We will graduate 1 million poor from poverty every year by 2022. Nasaan ang karamihan sa kanila? Nasa agrikultura.
In the war against hunger, food eats up 60 percent of the budget of the bottom 30 percent of families, so keeping it affordable minimizes the pressure for wage hikes.
Kaya ang gusto ng tao, makatikim ng murang pagkain at hindi lang mura mula sa Pangulo.
Mr. Chairman, my dear colleagues:
Manny Piñol is born of the soil, from a hardy clan of settlers, who battled disease and pestilence to carve farms out of frontier fastness.
The crops and livestock he had grown since he was a young boy are as varied as his resume.
He taps rubber, grows sugar cane, plants rice, corn, banana, and even non-edible ones like mahogany trees. He does not sing Bahay Kubo. He plants every vegetable in that ditty.
He is an expert in raising animals for food. His famous goats are sought after for their meat and milk – and uric acid by citizens of Papaitan Republic.

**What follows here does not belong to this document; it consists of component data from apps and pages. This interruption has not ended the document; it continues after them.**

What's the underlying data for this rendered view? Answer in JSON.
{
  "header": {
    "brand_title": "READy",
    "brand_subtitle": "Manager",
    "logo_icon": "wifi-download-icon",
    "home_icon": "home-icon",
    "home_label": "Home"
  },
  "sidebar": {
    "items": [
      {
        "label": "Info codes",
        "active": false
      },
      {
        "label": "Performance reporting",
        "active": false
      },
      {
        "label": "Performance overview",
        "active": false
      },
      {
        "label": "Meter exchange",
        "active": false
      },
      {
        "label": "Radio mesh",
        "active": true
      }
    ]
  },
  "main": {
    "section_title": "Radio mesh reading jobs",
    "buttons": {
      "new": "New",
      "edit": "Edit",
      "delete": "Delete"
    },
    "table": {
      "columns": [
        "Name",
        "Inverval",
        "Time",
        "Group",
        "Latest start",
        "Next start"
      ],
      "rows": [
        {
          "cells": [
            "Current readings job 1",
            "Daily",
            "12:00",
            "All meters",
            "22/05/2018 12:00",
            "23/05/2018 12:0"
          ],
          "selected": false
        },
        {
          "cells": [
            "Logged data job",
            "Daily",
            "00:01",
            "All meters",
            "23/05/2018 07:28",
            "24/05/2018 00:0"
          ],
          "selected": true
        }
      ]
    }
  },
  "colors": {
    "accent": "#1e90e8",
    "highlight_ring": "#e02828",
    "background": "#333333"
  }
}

Which brings me to his greatest asset as a DA Secretary. He has always been a farmer who at times in his storied life was only forced, by circumstances or by the citizenry, to moonlight as a journalist, and even as a governor.
The legend is that he was actually born a mestizo, and only got his perpetual tan from farming.
With this farmer at the helm, the DA, the Kagawaran ng Pansakahan, will truly become a Departamento ng mga Magsasaka.
But more than confirming his appointment, let us support his program, the DA programs, in a manner that would truly make an impact, meaning budgetary and policy support.
Especially policy support because agriculture is under siege by theorists who believe that it would be better for other nations to feed us, enamored as they are by the thought that because a rose smells better than camote leaves, it would make a better soup.
I vote to confirm the appointment of Emmanuel Pinol the gentleman-farmer from M’lang, North Cotabato as Secretary of Agriculture.